SAN CRISTOBAL DE LAS CASAS, Mexico – People living in a number of municipalities in the southeastern Mexican state of Chiapas wait excitedly every year for the rainy season to start so they can catch the edible ant known as the nucu, chicatana or tzizim.
Since the insect only comes out at night when the ground is damp, families of the region stay up all night hunting them with flashlights, oil lamps and candles.
They carry tin cans and pails to catch the creatures that will serve as a daily dish if they get enough of them, but will only be served on very special occasions if they catch but few.
In the month of May, the markets in Chiapas – one of the country’s poorest states – display baskets full of the tasty treat, while saleswomen travel several kilometers (miles) to offer their nucu haul to nearby municipalities for some extra and often much-needed income for their families.

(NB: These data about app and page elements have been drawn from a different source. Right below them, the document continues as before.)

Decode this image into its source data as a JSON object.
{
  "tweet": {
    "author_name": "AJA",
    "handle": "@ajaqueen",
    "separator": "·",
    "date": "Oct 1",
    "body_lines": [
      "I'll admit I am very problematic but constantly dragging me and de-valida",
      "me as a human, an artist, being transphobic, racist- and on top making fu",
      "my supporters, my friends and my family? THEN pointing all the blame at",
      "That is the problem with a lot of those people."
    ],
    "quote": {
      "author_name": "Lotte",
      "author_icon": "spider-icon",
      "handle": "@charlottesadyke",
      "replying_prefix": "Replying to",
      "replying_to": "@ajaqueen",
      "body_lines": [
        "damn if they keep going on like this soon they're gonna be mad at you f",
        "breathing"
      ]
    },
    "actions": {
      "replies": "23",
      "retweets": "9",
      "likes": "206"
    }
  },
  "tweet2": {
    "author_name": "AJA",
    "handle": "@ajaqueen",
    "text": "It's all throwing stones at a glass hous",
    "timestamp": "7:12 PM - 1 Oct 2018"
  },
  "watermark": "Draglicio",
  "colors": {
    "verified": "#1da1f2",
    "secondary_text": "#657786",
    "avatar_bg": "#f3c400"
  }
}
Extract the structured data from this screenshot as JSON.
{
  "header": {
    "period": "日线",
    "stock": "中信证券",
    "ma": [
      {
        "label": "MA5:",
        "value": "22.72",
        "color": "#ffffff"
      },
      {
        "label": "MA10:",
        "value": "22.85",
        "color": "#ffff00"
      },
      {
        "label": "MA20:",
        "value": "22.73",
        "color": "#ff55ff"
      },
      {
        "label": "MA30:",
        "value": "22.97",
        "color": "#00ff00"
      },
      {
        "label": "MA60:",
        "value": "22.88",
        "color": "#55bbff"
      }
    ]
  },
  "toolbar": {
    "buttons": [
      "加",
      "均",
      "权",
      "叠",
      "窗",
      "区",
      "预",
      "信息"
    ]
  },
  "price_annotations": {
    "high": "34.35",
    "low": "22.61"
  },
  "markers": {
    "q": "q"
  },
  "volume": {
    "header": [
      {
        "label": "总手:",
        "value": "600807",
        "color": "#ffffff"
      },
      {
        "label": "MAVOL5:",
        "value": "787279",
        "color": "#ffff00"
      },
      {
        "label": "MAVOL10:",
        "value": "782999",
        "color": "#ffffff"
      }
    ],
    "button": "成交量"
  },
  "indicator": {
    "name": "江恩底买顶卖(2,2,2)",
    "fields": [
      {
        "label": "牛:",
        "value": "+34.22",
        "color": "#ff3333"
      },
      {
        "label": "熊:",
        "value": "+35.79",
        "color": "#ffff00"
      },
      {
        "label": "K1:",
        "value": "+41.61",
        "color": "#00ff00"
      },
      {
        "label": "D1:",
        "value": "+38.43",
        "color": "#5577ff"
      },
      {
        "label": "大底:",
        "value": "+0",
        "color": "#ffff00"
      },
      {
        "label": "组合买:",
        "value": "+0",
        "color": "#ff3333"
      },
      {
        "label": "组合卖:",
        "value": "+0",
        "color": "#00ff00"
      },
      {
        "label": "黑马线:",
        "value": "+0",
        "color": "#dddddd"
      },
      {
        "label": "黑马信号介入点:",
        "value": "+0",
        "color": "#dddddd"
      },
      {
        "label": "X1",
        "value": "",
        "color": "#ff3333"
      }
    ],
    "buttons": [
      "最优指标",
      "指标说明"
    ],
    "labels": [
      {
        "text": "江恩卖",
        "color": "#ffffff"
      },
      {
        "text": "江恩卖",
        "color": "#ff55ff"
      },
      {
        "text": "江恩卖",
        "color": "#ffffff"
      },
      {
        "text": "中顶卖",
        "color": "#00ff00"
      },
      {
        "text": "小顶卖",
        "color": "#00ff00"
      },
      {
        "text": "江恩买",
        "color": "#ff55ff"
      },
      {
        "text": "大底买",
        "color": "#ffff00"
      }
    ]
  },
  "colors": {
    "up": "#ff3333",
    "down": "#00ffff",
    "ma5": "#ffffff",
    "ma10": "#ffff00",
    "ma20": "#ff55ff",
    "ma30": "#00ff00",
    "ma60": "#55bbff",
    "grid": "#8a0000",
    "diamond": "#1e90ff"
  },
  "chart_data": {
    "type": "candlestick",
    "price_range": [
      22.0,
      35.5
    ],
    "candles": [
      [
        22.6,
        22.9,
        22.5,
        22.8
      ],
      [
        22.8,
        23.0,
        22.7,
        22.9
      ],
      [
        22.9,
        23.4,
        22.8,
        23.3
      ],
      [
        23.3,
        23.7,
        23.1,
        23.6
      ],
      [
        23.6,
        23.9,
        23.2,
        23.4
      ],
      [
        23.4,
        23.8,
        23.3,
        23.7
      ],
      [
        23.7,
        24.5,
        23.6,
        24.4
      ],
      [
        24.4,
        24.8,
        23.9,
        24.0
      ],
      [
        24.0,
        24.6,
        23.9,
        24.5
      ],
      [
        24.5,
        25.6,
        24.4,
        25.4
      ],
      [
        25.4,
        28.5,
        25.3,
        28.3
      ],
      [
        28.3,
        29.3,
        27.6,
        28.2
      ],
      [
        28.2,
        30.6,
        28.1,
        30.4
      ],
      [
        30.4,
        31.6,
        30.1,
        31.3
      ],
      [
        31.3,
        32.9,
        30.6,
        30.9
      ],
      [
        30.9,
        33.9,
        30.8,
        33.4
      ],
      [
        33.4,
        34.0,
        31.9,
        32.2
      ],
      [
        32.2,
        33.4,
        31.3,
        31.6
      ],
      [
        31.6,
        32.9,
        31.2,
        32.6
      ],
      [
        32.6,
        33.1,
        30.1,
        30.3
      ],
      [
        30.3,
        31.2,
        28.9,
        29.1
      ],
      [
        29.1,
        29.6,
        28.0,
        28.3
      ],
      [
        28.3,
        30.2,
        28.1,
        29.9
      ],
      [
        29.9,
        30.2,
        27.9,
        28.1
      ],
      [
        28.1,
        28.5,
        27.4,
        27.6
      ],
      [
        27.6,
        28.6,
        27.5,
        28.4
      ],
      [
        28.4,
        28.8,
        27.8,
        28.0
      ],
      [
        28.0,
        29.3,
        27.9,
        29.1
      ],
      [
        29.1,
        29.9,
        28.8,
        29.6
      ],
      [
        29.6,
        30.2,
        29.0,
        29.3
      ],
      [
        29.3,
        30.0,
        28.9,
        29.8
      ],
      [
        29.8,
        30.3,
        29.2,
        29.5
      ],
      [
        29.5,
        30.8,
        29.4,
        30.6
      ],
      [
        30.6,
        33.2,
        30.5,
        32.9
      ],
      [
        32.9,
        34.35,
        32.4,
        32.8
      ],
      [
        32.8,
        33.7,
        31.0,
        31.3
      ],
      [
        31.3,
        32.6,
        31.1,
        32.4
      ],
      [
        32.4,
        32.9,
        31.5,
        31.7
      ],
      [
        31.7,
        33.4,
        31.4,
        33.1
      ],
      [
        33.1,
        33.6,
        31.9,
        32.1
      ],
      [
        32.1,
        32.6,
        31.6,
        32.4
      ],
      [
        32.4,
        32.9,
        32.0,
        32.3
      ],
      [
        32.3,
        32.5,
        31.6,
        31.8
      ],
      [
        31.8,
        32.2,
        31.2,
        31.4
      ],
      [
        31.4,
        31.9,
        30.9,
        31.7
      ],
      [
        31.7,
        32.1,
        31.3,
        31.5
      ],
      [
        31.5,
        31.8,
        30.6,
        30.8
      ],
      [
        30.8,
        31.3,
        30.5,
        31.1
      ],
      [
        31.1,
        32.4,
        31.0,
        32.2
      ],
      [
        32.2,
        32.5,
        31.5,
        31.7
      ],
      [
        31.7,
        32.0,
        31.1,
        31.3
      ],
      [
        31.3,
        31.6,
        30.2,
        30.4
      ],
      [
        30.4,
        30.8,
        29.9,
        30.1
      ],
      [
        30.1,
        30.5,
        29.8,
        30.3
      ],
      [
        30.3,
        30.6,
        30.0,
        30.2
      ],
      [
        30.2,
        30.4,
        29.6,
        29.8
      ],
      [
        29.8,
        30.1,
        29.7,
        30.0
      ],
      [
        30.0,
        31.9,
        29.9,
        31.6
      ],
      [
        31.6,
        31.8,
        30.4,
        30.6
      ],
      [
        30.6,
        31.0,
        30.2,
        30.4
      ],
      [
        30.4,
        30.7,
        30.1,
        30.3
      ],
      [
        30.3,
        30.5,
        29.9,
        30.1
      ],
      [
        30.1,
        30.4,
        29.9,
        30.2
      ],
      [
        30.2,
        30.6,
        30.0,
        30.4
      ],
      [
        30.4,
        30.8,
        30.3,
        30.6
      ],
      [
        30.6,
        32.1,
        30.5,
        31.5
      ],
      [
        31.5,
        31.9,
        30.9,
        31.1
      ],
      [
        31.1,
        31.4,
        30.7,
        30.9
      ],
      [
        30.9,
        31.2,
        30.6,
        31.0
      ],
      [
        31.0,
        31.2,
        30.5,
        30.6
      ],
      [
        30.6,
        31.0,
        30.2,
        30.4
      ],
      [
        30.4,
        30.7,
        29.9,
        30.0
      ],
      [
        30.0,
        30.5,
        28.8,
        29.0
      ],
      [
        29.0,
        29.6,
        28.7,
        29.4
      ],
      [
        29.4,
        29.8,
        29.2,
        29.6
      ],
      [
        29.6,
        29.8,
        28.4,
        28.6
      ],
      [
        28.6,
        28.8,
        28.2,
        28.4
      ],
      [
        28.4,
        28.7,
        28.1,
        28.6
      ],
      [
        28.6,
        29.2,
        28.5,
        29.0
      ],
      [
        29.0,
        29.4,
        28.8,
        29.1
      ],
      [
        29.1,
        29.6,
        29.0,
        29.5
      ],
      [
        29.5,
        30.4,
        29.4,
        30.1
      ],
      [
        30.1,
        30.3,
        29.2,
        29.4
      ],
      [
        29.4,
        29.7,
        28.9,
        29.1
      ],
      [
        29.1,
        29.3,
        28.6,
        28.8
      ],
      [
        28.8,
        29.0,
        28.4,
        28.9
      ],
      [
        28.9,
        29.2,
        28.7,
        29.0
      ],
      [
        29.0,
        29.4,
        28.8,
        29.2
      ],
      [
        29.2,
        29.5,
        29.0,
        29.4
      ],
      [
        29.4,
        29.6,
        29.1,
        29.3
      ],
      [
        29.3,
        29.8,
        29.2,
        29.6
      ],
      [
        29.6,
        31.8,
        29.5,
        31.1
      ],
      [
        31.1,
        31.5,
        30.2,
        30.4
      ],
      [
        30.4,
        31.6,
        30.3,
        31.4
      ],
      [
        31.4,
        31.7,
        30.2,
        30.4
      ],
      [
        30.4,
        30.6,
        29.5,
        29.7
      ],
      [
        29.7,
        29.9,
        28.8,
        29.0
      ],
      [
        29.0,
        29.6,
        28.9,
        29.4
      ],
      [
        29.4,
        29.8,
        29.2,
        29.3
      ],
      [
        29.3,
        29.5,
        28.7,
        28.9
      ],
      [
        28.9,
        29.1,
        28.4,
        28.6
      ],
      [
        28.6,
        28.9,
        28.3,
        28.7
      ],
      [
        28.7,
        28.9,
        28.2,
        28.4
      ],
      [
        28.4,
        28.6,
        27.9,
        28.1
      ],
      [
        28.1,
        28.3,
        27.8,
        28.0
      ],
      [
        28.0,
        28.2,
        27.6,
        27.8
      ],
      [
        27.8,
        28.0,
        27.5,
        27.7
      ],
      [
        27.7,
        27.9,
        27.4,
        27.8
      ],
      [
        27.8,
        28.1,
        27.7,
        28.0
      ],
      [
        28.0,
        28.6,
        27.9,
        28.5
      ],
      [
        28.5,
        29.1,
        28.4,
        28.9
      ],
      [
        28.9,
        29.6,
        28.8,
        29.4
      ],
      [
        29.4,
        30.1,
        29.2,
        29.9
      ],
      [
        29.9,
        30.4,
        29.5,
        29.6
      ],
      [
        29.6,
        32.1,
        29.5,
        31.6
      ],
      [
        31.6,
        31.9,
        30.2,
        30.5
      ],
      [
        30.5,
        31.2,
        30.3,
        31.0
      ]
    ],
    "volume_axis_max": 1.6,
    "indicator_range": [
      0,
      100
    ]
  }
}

Among the favored municipalities are San Cristobal de las Casas and the capital of Chiapas state, Tuxtla Gutierrez.
The bugs are measured out on small earthenware dishes to sell for an average 10 or 50 pesos (52 cents or $2.60) for some 50 or 100 grams of nucu ants.
An entire pailful costs up to 4,000 pesos ($208), so that on average the ant is more expensive than a kilo of beef.
Don Miguel Solano Garcia of Villa Las Rosas has known the chicatana all his life, and told EFE how his village and family go out looking for them every rainy season.
During the time of the “tzizim hunt, we look for them at night. Sometimes we find them, sometimes we don’t. When the ants are around we grab them, but not too many because we only use them to enjoy at home,” he said.
He added that this succulent insect starts coming out around May 15 and only “when it rains, because in dry weather it’s never around.”
Solano Garcia added that when the edible ant is about to make an appearance, people don’t sleep at night and go out to hunt for the insect that gives itself away by moving when attracted by light.
Nucu is considered a dish rich in proteins, as well as being exotic and aphrodisiacal. People are used to eating it cooked golden brown on an earthenware hotplate with a pinch of salt added to bring out the bug’s flavor.
Doña Luisa Santis Santis, 59, has been cooking nucu practically all her life. She told EFE that it’s her son who catches them and she who cooks them.
According to Doña Luisa, the recipe is simple and starts with browning slightly.
Then it’s “off with the wings (these ants have wings like a dragonfly), after which I wash it, add a pinch of salt, brown it a little more and it’s ready to go,” she said, who noted that it should be fried instantly so the ant doesn’t go sour.
Nucu-collecting families know the schedule of this odd ant. It only comes out between 11 pm at night and 3 am the next morning.
Locals say they have a lot of protein because they only eat corn, lemon flowers and flowers in general.